cover image The Long Journey Home

The Long Journey Home

Don Coldsmith / Author Forge $24.95 (384p) ISBN 978-0-312-8761

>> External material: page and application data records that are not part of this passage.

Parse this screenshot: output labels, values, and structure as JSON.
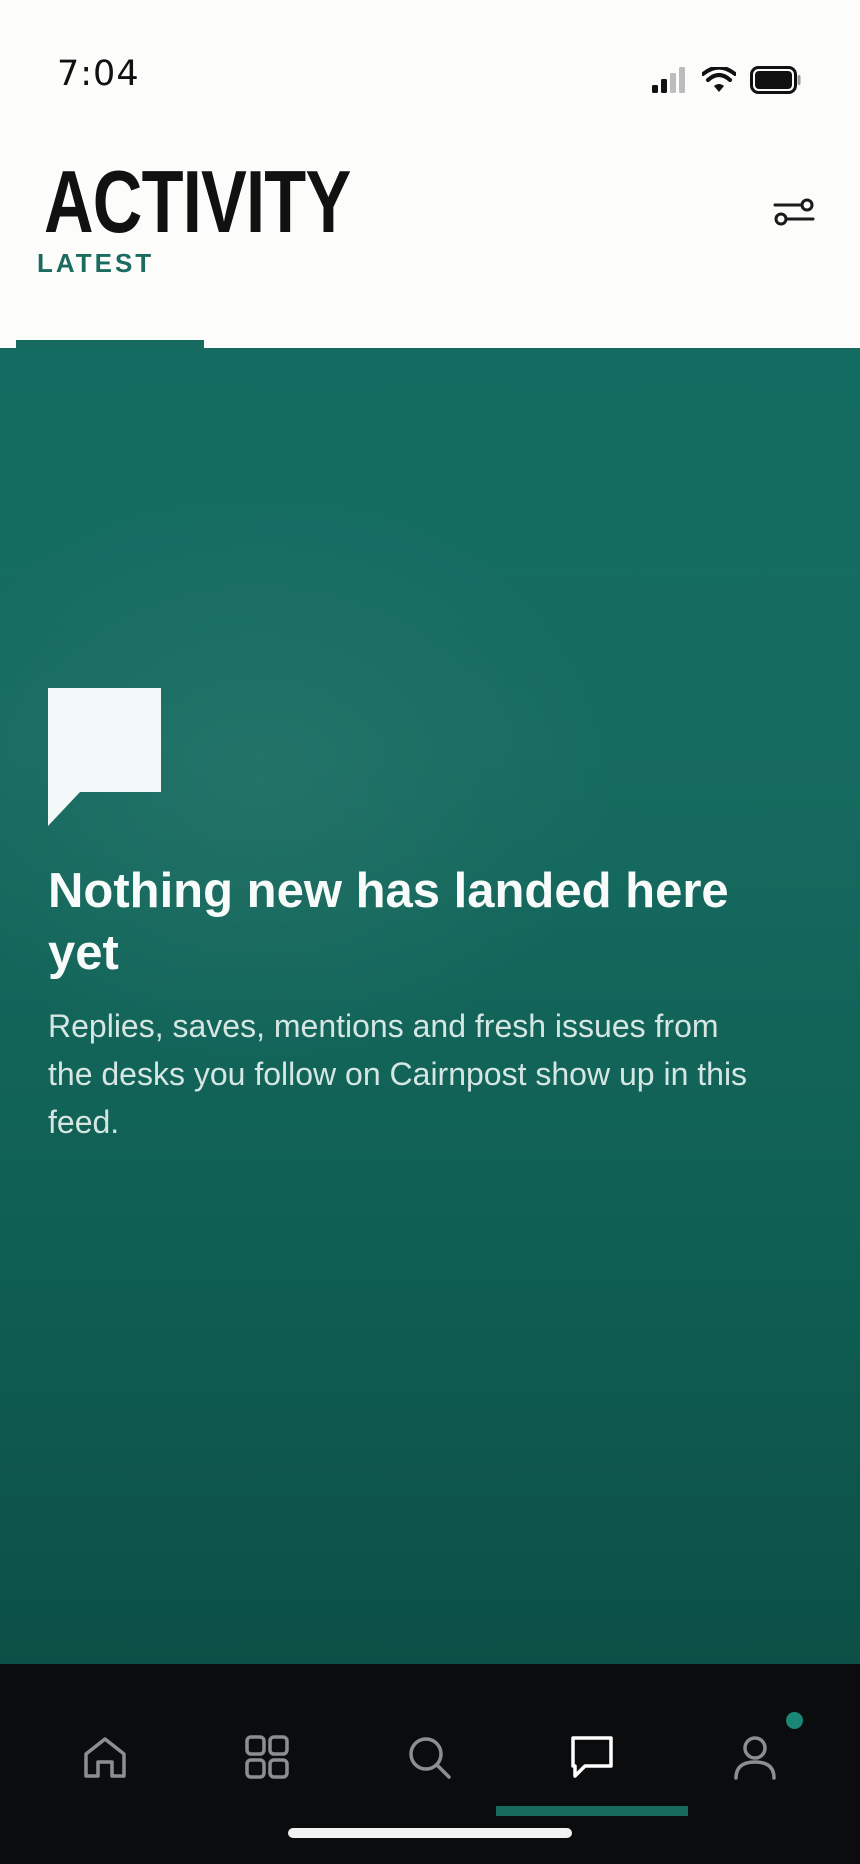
{
  "status_bar": {
    "time": "7:04",
    "icons": [
      "signal-icon",
      "wifi-icon",
      "battery-icon"
    ]
  },
  "header": {
    "title": "ACTIVITY",
    "filter_icon": "sliders-icon"
  },
  "tabs": [
    {
      "label": "LATEST",
      "active": true
    }
  ],
  "empty_state": {
    "icon": "speech-bubble-icon",
    "title": "Nothing new has landed here yet",
    "body": "Replies, saves, mentions and fresh issues from the desks you follow on Cairnpost show up in this feed."
  },
  "bottom_nav": {
    "items": [
      {
        "id": "home",
        "icon": "home-icon",
        "active": false
      },
      {
        "id": "sections",
        "icon": "grid-icon",
        "active": false
      },
      {
        "id": "search",
        "icon": "search-icon",
        "active": false
      },
      {
        "id": "activity",
        "icon": "chat-bubble-icon",
        "active": true
      },
      {
        "id": "profile",
        "icon": "user-icon",
        "active": false,
        "has_notification": true
      }
    ]
  },
  "colors": {
    "accent": "#176a5e",
    "feed_top": "#136c61",
    "feed_bottom": "#0c4f46",
    "nav_background": "#0b0c0e",
    "title_text": "#111111"
  }
}
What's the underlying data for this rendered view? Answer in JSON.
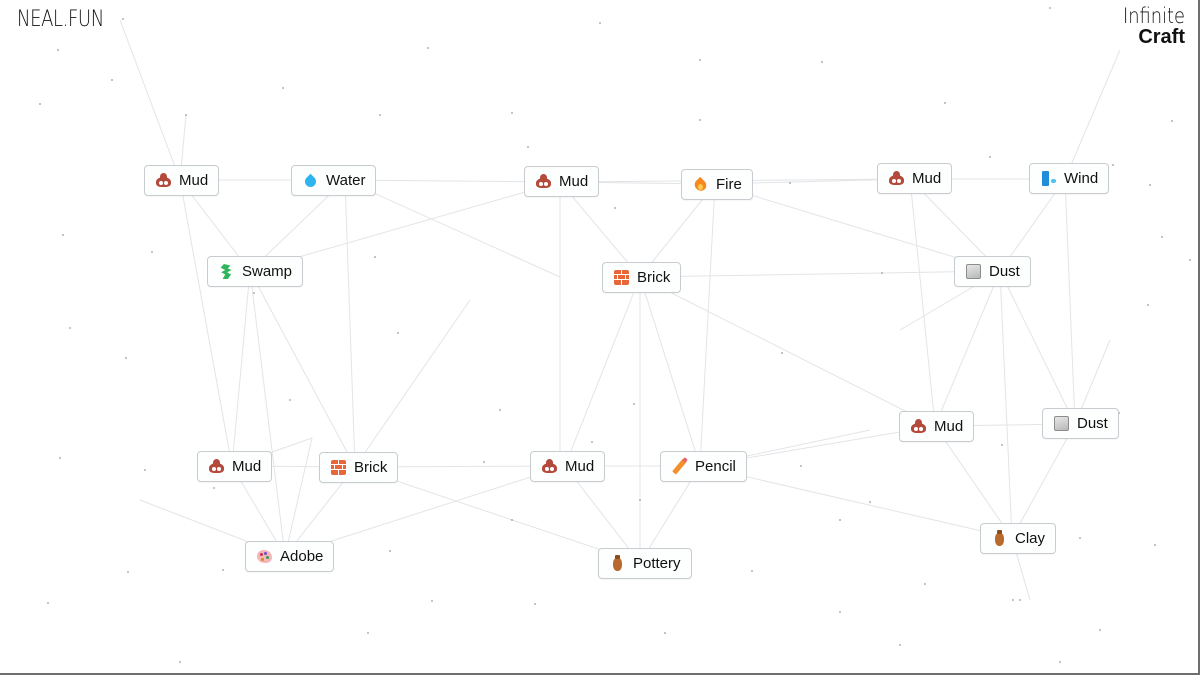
{
  "header": {
    "site_logo": "NEAL.FUN",
    "game_title_line1": "Infinite",
    "game_title_line2": "Craft"
  },
  "colors": {
    "background": "#ffffff",
    "item_border": "#c8ccd0",
    "link_line": "#e3e5e8"
  },
  "items": [
    {
      "id": "mud1",
      "label": "Mud",
      "icon": "pile-of-poo-icon",
      "cls": "ic-mud"
    },
    {
      "id": "water1",
      "label": "Water",
      "icon": "droplet-icon",
      "cls": "ic-water"
    },
    {
      "id": "mud2",
      "label": "Mud",
      "icon": "pile-of-poo-icon",
      "cls": "ic-mud"
    },
    {
      "id": "fire1",
      "label": "Fire",
      "icon": "fire-icon",
      "cls": "ic-fire"
    },
    {
      "id": "mud3",
      "label": "Mud",
      "icon": "pile-of-poo-icon",
      "cls": "ic-mud"
    },
    {
      "id": "wind1",
      "label": "Wind",
      "icon": "wind-icon",
      "cls": "ic-wind"
    },
    {
      "id": "swamp1",
      "label": "Swamp",
      "icon": "swamp-creature-icon",
      "cls": "ic-swamp"
    },
    {
      "id": "brick1",
      "label": "Brick",
      "icon": "brick-icon",
      "cls": "ic-brick"
    },
    {
      "id": "dust1",
      "label": "Dust",
      "icon": "dust-icon",
      "cls": "ic-dust"
    },
    {
      "id": "mud4",
      "label": "Mud",
      "icon": "pile-of-poo-icon",
      "cls": "ic-mud"
    },
    {
      "id": "dust2",
      "label": "Dust",
      "icon": "dust-icon",
      "cls": "ic-dust"
    },
    {
      "id": "mud5",
      "label": "Mud",
      "icon": "pile-of-poo-icon",
      "cls": "ic-mud"
    },
    {
      "id": "brick2",
      "label": "Brick",
      "icon": "brick-icon",
      "cls": "ic-brick"
    },
    {
      "id": "mud6",
      "label": "Mud",
      "icon": "pile-of-poo-icon",
      "cls": "ic-mud"
    },
    {
      "id": "pencil1",
      "label": "Pencil",
      "icon": "pencil-icon",
      "cls": "ic-pencil"
    },
    {
      "id": "clay1",
      "label": "Clay",
      "icon": "amphora-icon",
      "cls": "ic-vase"
    },
    {
      "id": "adobe1",
      "label": "Adobe",
      "icon": "palette-icon",
      "cls": "ic-adobe"
    },
    {
      "id": "pottery1",
      "label": "Pottery",
      "icon": "amphora-icon",
      "cls": "ic-vase"
    }
  ]
}
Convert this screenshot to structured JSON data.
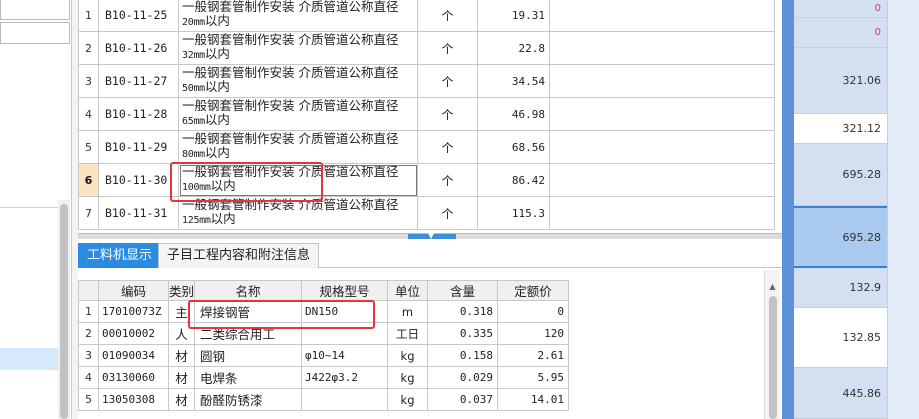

Treating readers to yet more meticulous historical detail, Coldsmith's (The Lost Band) latest lengthy yarn is a low-key and uninspiring kind of Native American Forrest Gump. After more than 35 western novels, Coldsmith continues to chart the adventures of peripheral characters who wander through history brushing arms with major figures (this time Olympic track star Jim Thorpe, Will Rogers and Theodore Roosevelt). John Buffalo is a Lakota Sioux sent to a government school as a young boy in the 1890s. Proud of his Native American heritage, he vows to outdo the white man at his own game. Although he is a bright student, John's real success comes as an athlete--he plays football, baseball and track, and dreams of competing in the Olympics and later becoming a coach. Racism, however, derails his Olympic hopes and disrupts his budding romance with a U.S. senator's daughter. John later becomes a horse trainer and actor with a traveling Wild West show, performing around the world. In the 1920s, he travels to Hollywood, where he works as an animal trainer for motion picture companies, but he is never fulfilled by any of these adventures--a return to his Indian heritage is all he desires. John is an agreeable, sympathetic character, but not a compelling one; he is portrayed as a frustrated talent trying to make an ordinary living. Coldsmith's sketches of Wild West shows, early Hollywood and the flu epidemic of 1918 are excellent, but John's minor and unexciting involvement is just a vehicle for a painstaking history lesson. (Feb.)